- [Prompt] Once you have read the data below, write it all out exactly.

- [Data for analysis]
● ● ● ● ●
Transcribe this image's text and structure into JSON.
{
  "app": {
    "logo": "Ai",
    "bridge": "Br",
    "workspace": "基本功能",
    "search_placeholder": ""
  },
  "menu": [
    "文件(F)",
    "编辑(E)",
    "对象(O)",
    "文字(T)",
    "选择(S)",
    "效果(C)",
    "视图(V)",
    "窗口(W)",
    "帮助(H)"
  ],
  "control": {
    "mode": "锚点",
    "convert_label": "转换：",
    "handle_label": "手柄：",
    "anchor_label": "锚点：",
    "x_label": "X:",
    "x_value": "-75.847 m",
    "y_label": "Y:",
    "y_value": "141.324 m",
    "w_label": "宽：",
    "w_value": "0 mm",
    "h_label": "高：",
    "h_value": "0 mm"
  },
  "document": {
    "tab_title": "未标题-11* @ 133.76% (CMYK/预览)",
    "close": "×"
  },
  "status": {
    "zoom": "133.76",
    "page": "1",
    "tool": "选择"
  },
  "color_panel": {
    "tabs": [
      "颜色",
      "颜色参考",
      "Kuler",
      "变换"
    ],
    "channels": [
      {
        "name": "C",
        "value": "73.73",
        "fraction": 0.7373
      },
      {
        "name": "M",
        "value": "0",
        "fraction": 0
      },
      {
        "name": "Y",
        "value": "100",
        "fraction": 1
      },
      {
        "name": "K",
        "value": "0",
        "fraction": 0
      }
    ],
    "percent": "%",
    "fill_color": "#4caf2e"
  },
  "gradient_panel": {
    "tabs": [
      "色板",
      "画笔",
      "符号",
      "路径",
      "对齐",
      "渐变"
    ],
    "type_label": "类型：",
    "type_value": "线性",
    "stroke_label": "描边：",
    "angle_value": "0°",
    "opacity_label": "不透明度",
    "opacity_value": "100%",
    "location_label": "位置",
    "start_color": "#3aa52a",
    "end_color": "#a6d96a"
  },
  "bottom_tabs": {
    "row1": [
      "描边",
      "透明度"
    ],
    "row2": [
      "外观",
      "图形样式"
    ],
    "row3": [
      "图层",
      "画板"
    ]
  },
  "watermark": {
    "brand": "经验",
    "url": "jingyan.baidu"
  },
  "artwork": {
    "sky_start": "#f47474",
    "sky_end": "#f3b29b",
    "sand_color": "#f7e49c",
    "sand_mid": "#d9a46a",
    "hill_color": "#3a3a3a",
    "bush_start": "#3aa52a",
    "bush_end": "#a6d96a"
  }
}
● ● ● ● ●
- [Task response]
Transcribe this image's text and structure into JSON.
{
  "app": {
    "logo": "Ai",
    "bridge": "Br",
    "workspace": "基本功能",
    "search_placeholder": ""
  },
  "menu": [
    "文件(F)",
    "编辑(E)",
    "对象(O)",
    "文字(T)",
    "选择(S)",
    "效果(C)",
    "视图(V)",
    "窗口(W)",
    "帮助(H)"
  ],
  "control": {
    "mode": "锚点",
    "convert_label": "转换：",
    "handle_label": "手柄：",
    "anchor_label": "锚点：",
    "x_label": "X:",
    "x_value": "-75.847 m",
    "y_label": "Y:",
    "y_value": "141.324 m",
    "w_label": "宽：",
    "w_value": "0 mm",
    "h_label": "高：",
    "h_value": "0 mm"
  },
  "document": {
    "tab_title": "未标题-11* @ 133.76% (CMYK/预览)",
    "close": "×"
  },
  "status": {
    "zoom": "133.76",
    "page": "1",
    "tool": "选择"
  },
  "color_panel": {
    "tabs": [
      "颜色",
      "颜色参考",
      "Kuler",
      "变换"
    ],
    "channels": [
      {
        "name": "C",
        "value": "73.73",
        "fraction": 0.7373
      },
      {
        "name": "M",
        "value": "0",
        "fraction": 0
      },
      {
        "name": "Y",
        "value": "100",
        "fraction": 1
      },
      {
        "name": "K",
        "value": "0",
        "fraction": 0
      }
    ],
    "percent": "%",
    "fill_color": "#4caf2e"
  },
  "gradient_panel": {
    "tabs": [
      "色板",
      "画笔",
      "符号",
      "路径",
      "对齐",
      "渐变"
    ],
    "type_label": "类型：",
    "type_value": "线性",
    "stroke_label": "描边：",
    "angle_value": "0°",
    "opacity_label": "不透明度",
    "opacity_value": "100%",
    "location_label": "位置",
    "start_color": "#3aa52a",
    "end_color": "#a6d96a"
  },
  "bottom_tabs": {
    "row1": [
      "描边",
      "透明度"
    ],
    "row2": [
      "外观",
      "图形样式"
    ],
    "row3": [
      "图层",
      "画板"
    ]
  },
  "watermark": {
    "brand": "经验",
    "url": "jingyan.baidu"
  },
  "artwork": {
    "sky_start": "#f47474",
    "sky_end": "#f3b29b",
    "sand_color": "#f7e49c",
    "sand_mid": "#d9a46a",
    "hill_color": "#3a3a3a",
    "bush_start": "#3aa52a",
    "bush_end": "#a6d96a"
  }
}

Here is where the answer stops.